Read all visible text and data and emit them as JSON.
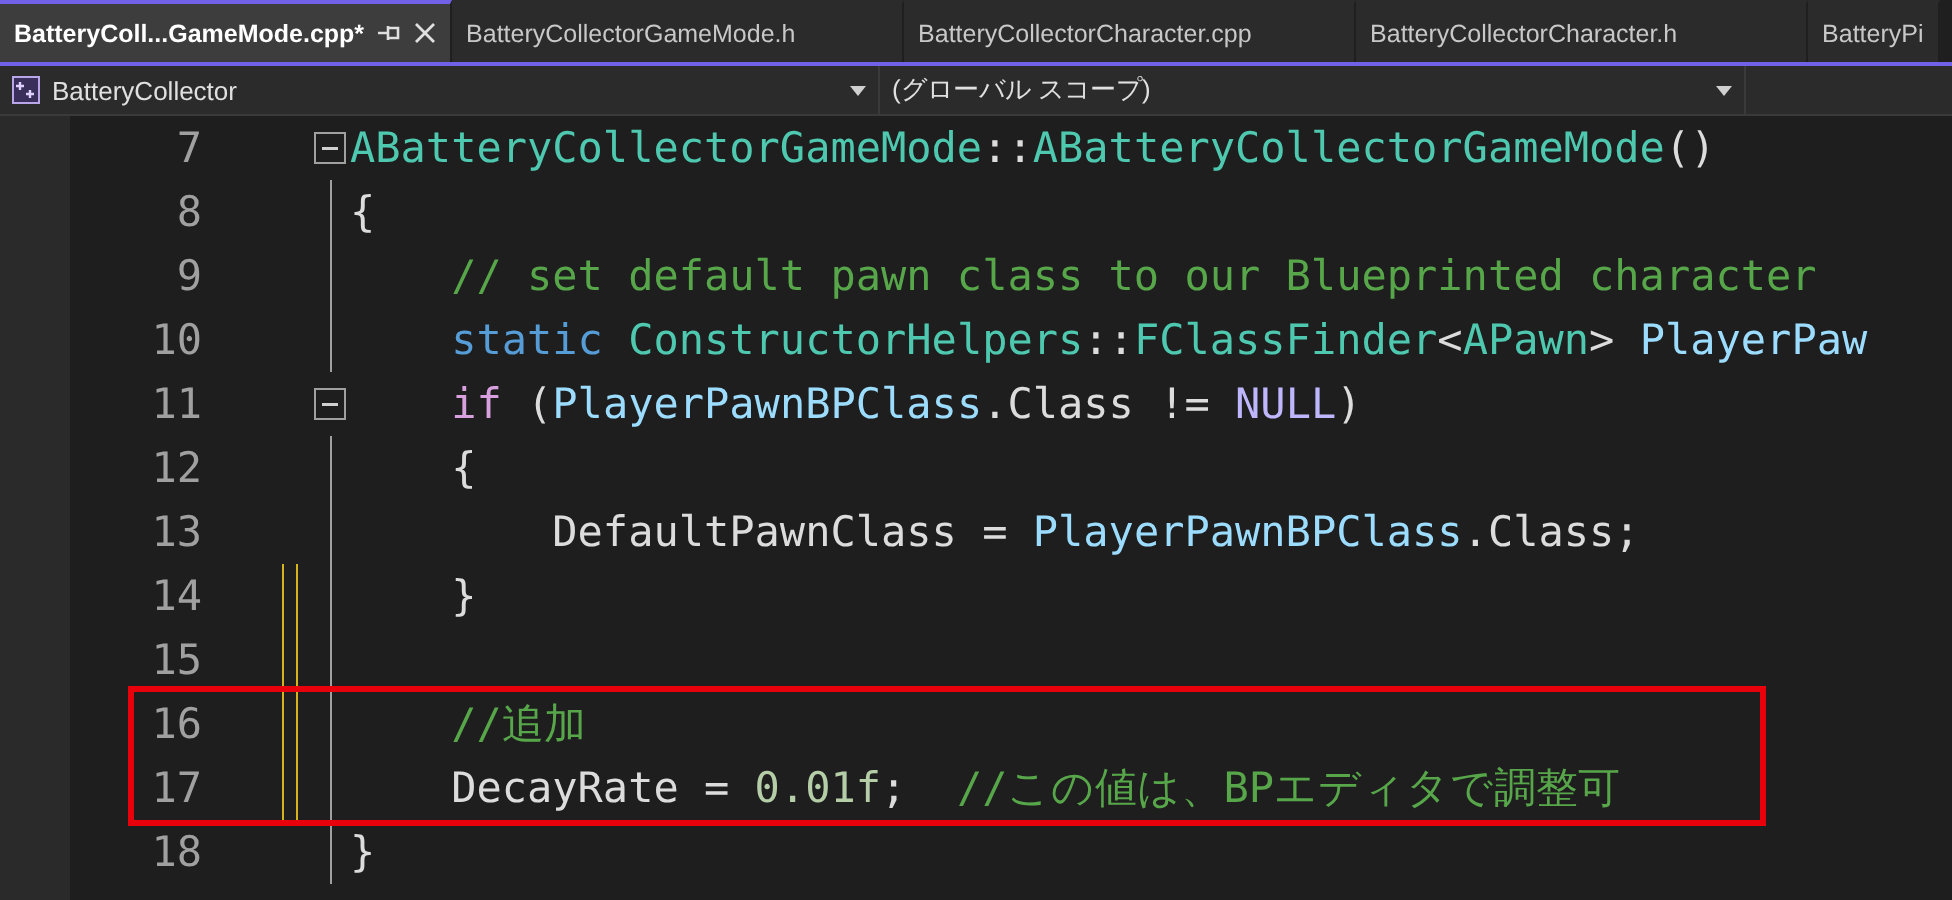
{
  "tabs": [
    {
      "label": "BatteryColl...GameMode.cpp*",
      "selected": true
    },
    {
      "label": "BatteryCollectorGameMode.h",
      "selected": false
    },
    {
      "label": "BatteryCollectorCharacter.cpp",
      "selected": false
    },
    {
      "label": "BatteryCollectorCharacter.h",
      "selected": false
    },
    {
      "label": "BatteryPi",
      "selected": false
    }
  ],
  "nav_bar": {
    "project": "BatteryCollector",
    "scope": "(グローバル スコープ)"
  },
  "code_lines": [
    {
      "number": "7",
      "fold": true,
      "changed": false,
      "highlighted": false,
      "tokens": [
        {
          "kind": "type",
          "text": "ABatteryCollectorGameMode"
        },
        {
          "kind": "plain",
          "text": "::"
        },
        {
          "kind": "type",
          "text": "ABatteryCollectorGameMode"
        },
        {
          "kind": "plain",
          "text": "()"
        }
      ]
    },
    {
      "number": "8",
      "fold": false,
      "changed": false,
      "highlighted": false,
      "tokens": [
        {
          "kind": "plain",
          "text": "{"
        }
      ]
    },
    {
      "number": "9",
      "fold": false,
      "changed": false,
      "highlighted": false,
      "tokens": [
        {
          "kind": "comment",
          "text": "    // set default pawn class to our Blueprinted character"
        }
      ]
    },
    {
      "number": "10",
      "fold": false,
      "changed": false,
      "highlighted": false,
      "tokens": [
        {
          "kind": "keyword",
          "text": "    static "
        },
        {
          "kind": "type",
          "text": "ConstructorHelpers"
        },
        {
          "kind": "plain",
          "text": "::"
        },
        {
          "kind": "type",
          "text": "FClassFinder"
        },
        {
          "kind": "plain",
          "text": "<"
        },
        {
          "kind": "type",
          "text": "APawn"
        },
        {
          "kind": "plain",
          "text": "> "
        },
        {
          "kind": "var",
          "text": "PlayerPaw"
        }
      ]
    },
    {
      "number": "11",
      "fold": true,
      "changed": false,
      "highlighted": false,
      "tokens": [
        {
          "kind": "control",
          "text": "    if"
        },
        {
          "kind": "plain",
          "text": " ("
        },
        {
          "kind": "var",
          "text": "PlayerPawnBPClass"
        },
        {
          "kind": "plain",
          "text": ".Class != "
        },
        {
          "kind": "macro",
          "text": "NULL"
        },
        {
          "kind": "plain",
          "text": ")"
        }
      ]
    },
    {
      "number": "12",
      "fold": false,
      "changed": false,
      "highlighted": false,
      "tokens": [
        {
          "kind": "plain",
          "text": "    {"
        }
      ]
    },
    {
      "number": "13",
      "fold": false,
      "changed": false,
      "highlighted": false,
      "tokens": [
        {
          "kind": "plain",
          "text": "        DefaultPawnClass = "
        },
        {
          "kind": "var",
          "text": "PlayerPawnBPClass"
        },
        {
          "kind": "plain",
          "text": ".Class;"
        }
      ]
    },
    {
      "number": "14",
      "fold": false,
      "changed": true,
      "highlighted": false,
      "tokens": [
        {
          "kind": "plain",
          "text": "    }"
        }
      ]
    },
    {
      "number": "15",
      "fold": false,
      "changed": true,
      "highlighted": false
    },
    {
      "number": "16",
      "fold": false,
      "changed": true,
      "highlighted": true,
      "tokens": [
        {
          "kind": "comment",
          "text": "    //追加"
        }
      ]
    },
    {
      "number": "17",
      "fold": false,
      "changed": true,
      "highlighted": true,
      "tokens": [
        {
          "kind": "plain",
          "text": "    DecayRate = "
        },
        {
          "kind": "number",
          "text": "0.01f"
        },
        {
          "kind": "plain",
          "text": ";  "
        },
        {
          "kind": "comment",
          "text": "//この値は、BPエディタで調整可"
        }
      ]
    },
    {
      "number": "18",
      "fold": false,
      "changed": false,
      "highlighted": false,
      "tokens": [
        {
          "kind": "plain",
          "text": "}"
        }
      ]
    }
  ]
}
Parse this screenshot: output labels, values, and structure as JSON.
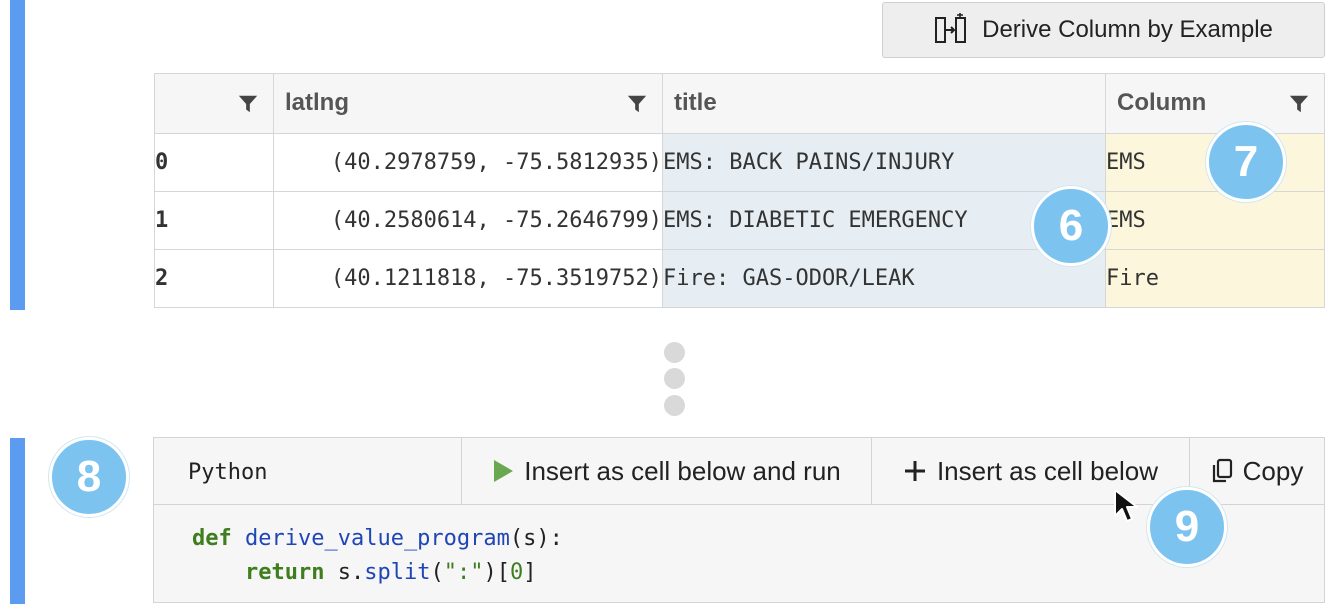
{
  "toolbar": {
    "derive_label": "Derive Column by Example",
    "derive_icon": "derive-column-icon"
  },
  "table": {
    "columns": [
      {
        "label": "",
        "filter": true
      },
      {
        "label": "latlng",
        "filter": true
      },
      {
        "label": "title",
        "filter": false
      },
      {
        "label": "Column",
        "filter": true
      }
    ],
    "rows": [
      {
        "index": "0",
        "latlng": "(40.2978759, -75.5812935)",
        "title": "EMS: BACK PAINS/INJURY",
        "column": "EMS",
        "column_state": "suggested"
      },
      {
        "index": "1",
        "latlng": "(40.2580614, -75.2646799)",
        "title": "EMS: DIABETIC EMERGENCY",
        "column": "EMS",
        "column_state": "entered"
      },
      {
        "index": "2",
        "latlng": "(40.1211818, -75.3519752)",
        "title": "Fire: GAS-ODOR/LEAK",
        "column": "Fire",
        "column_state": "suggested"
      }
    ]
  },
  "badges": {
    "b6": "6",
    "b7": "7",
    "b8": "8",
    "b9": "9"
  },
  "code_panel": {
    "language": "Python",
    "run_label": "Insert as cell below and run",
    "insert_label": "Insert as cell below",
    "copy_label": "Copy",
    "line1": {
      "kw": "def",
      "fn": "derive_value_program",
      "rest": "(s):"
    },
    "line2": {
      "indent": "    ",
      "kw": "return",
      "pre": " s.",
      "fn": "split",
      "mid": "(",
      "str": "\":\"",
      "post": ")[",
      "num": "0",
      "end": "]"
    }
  },
  "colors": {
    "accent_bar": "#5b9bf0",
    "badge": "#7cc4ef",
    "title_highlight": "#e6eef3",
    "column_highlight": "#fbf6dc",
    "run_icon": "#6aa84f"
  }
}
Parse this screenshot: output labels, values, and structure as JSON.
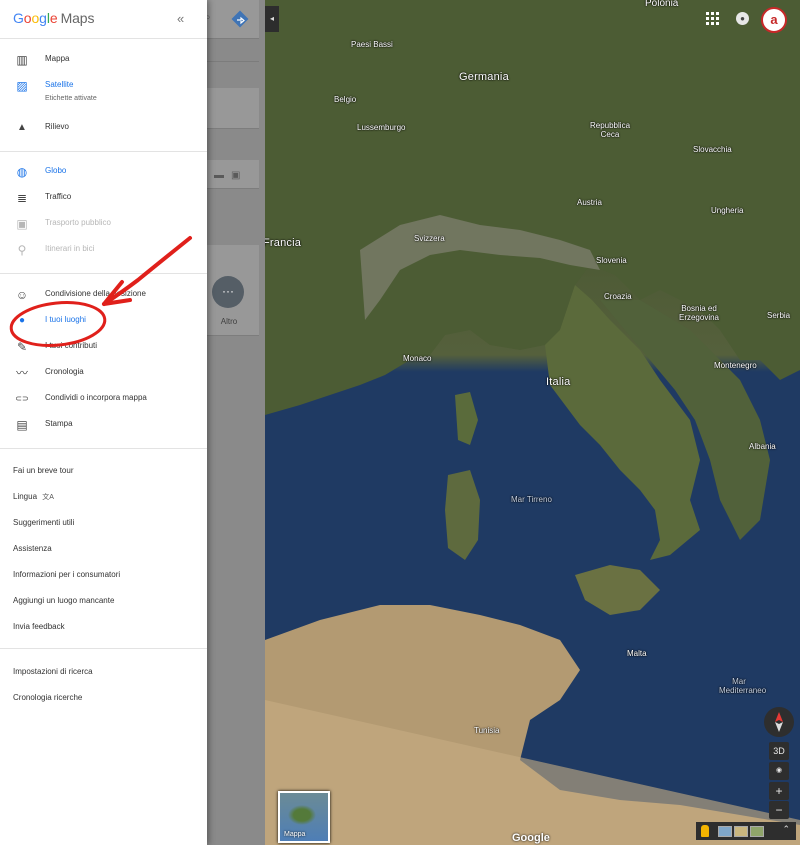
{
  "menu": {
    "logo": {
      "g1": "G",
      "o1": "o",
      "o2": "o",
      "g2": "g",
      "l": "l",
      "e": "e",
      "maps": "Maps"
    },
    "close_icon": "«",
    "map_types": [
      {
        "label": "Mappa",
        "icon": "map-icon",
        "glyph": "▥"
      },
      {
        "label": "Satellite",
        "sublabel": "Etichette attivate",
        "icon": "satellite-icon",
        "glyph": "▨",
        "active": true
      },
      {
        "label": "Rilievo",
        "icon": "terrain-icon",
        "glyph": "▲"
      }
    ],
    "layers": [
      {
        "label": "Globo",
        "icon": "globe-icon",
        "glyph": "◍",
        "active": true
      },
      {
        "label": "Traffico",
        "icon": "traffic-icon",
        "glyph": "≣"
      },
      {
        "label": "Trasporto pubblico",
        "icon": "transit-icon",
        "glyph": "▣",
        "disabled": true
      },
      {
        "label": "Itinerari in bici",
        "icon": "bike-icon",
        "glyph": "⚲",
        "disabled": true
      }
    ],
    "personal": [
      {
        "label": "Condivisione della posizione",
        "icon": "location-sharing-icon",
        "glyph": "☺"
      },
      {
        "label": "I tuoi luoghi",
        "icon": "place-pin-icon",
        "glyph": "●",
        "active": true
      },
      {
        "label": "I tuoi contributi",
        "icon": "contributions-icon",
        "glyph": "✎"
      },
      {
        "label": "Cronologia",
        "icon": "timeline-icon",
        "glyph": "〰"
      },
      {
        "label": "Condividi o incorpora mappa",
        "icon": "link-icon",
        "glyph": "⊂⊃"
      },
      {
        "label": "Stampa",
        "icon": "print-icon",
        "glyph": "▤"
      }
    ],
    "links": [
      "Fai un breve tour",
      "Lingua",
      "Suggerimenti utili",
      "Assistenza",
      "Informazioni per i consumatori",
      "Aggiungi un luogo mancante",
      "Invia feedback"
    ],
    "lingua_icon": "文A",
    "search_links": [
      "Impostazioni di ricerca",
      "Cronologia ricerche"
    ]
  },
  "behind_panel": {
    "more_button": "···",
    "more_label": "Altro",
    "collapse_icon": "◂"
  },
  "map": {
    "countries": [
      {
        "name": "Polonia"
      },
      {
        "name": "Paesi Bassi"
      },
      {
        "name": "Germania"
      },
      {
        "name": "Belgio"
      },
      {
        "name": "Lussemburgo"
      },
      {
        "name": "Repubblica Ceca"
      },
      {
        "name": "Slovacchia"
      },
      {
        "name": "Austria"
      },
      {
        "name": "Ungheria"
      },
      {
        "name": "Svizzera"
      },
      {
        "name": "Francia"
      },
      {
        "name": "Slovenia"
      },
      {
        "name": "Croazia"
      },
      {
        "name": "Bosnia ed Erzegovina"
      },
      {
        "name": "Serbia"
      },
      {
        "name": "Monaco"
      },
      {
        "name": "Italia"
      },
      {
        "name": "Montenegro"
      },
      {
        "name": "Albania"
      },
      {
        "name": "Mar Tirreno"
      },
      {
        "name": "Malta"
      },
      {
        "name": "Mar Mediterraneo"
      },
      {
        "name": "Tunisia"
      }
    ],
    "minimap_label": "Mappa",
    "brand": "Google",
    "controls": {
      "three_d": "3D",
      "locate": "◉",
      "zoom_in": "+",
      "zoom_out": "−",
      "expand": "⌃"
    }
  },
  "header_right": {
    "apps_icon": "apps-grid-icon",
    "notifications_icon": "notifications-icon",
    "avatar_letter": "a"
  },
  "colors": {
    "active": "#1a73e8",
    "annotation": "#e0201b",
    "menu_bg": "#ffffff",
    "avatar_border": "#c62828"
  }
}
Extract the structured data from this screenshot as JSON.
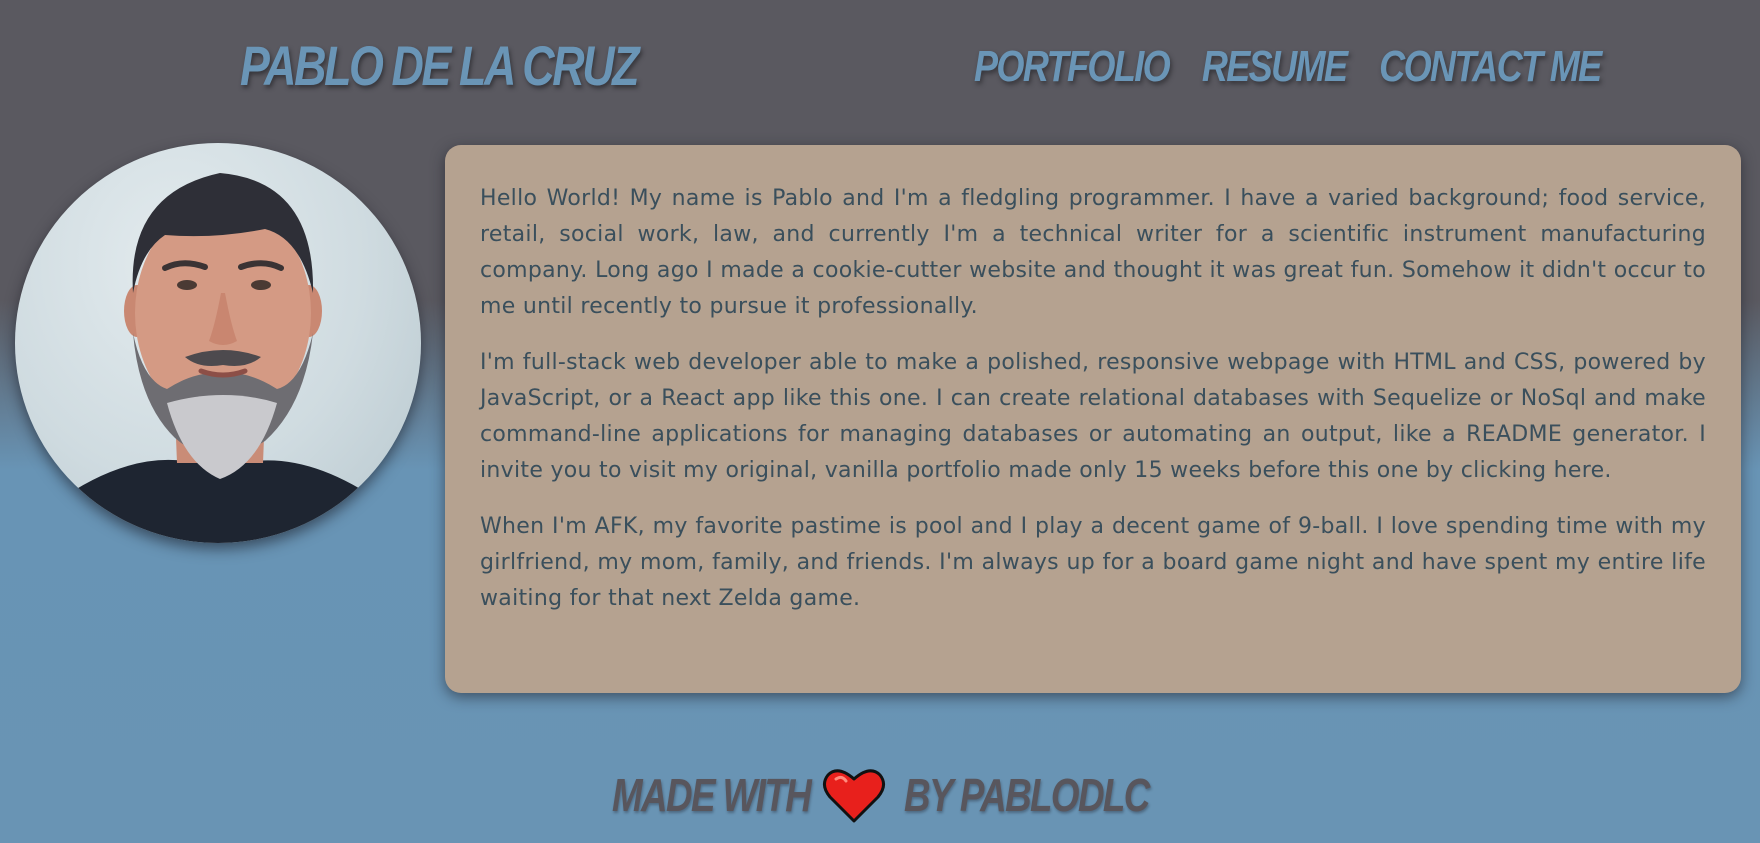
{
  "header": {
    "brand": "Pablo De La Cruz",
    "nav": [
      {
        "label": "Portfolio"
      },
      {
        "label": "Resume"
      },
      {
        "label": "Contact Me"
      }
    ]
  },
  "about": {
    "paragraphs": [
      "Hello World! My name is Pablo and I'm a fledgling programmer. I have a varied background; food service, retail, social work, law, and currently I'm a technical writer for a scientific instrument manufacturing company. Long ago I made a cookie-cutter website and thought it was great fun. Somehow it didn't occur to me until recently to pursue it professionally.",
      "I'm full-stack web developer able to make a polished, responsive webpage with HTML and CSS, powered by JavaScript, or a React app like this one. I can create relational databases with Sequelize or NoSql and make command-line applications for managing databases or automating an output, like a README generator. I invite you to visit my original, vanilla portfolio made only 15 weeks before this one by clicking here.",
      "When I'm AFK, my favorite pastime is pool and I play a decent game of 9-ball. I love spending time with my girlfriend, my mom, family, and friends. I'm always up for a board game night and have spent my entire life waiting for that next Zelda game."
    ]
  },
  "footer": {
    "made_with": "Made With",
    "by": "By PabloDLC",
    "icon": "heart-icon"
  },
  "colors": {
    "background_top": "#5a5960",
    "background_bottom": "#6994b4",
    "heading_blue": "#6a95b6",
    "card": "#b5a290",
    "body_text": "#3a4f5c",
    "footer_text": "#58565d",
    "heart": "#e8201c"
  }
}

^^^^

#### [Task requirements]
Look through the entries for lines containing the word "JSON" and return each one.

#### [Written answer]
Read all visible text and data and emit them as JSON.
Parse this screenshot: output labels, values, and structure as JSON.
Parse this screenshot: output labels, values, and structure as JSON.
Extract the structured data from this screenshot as JSON.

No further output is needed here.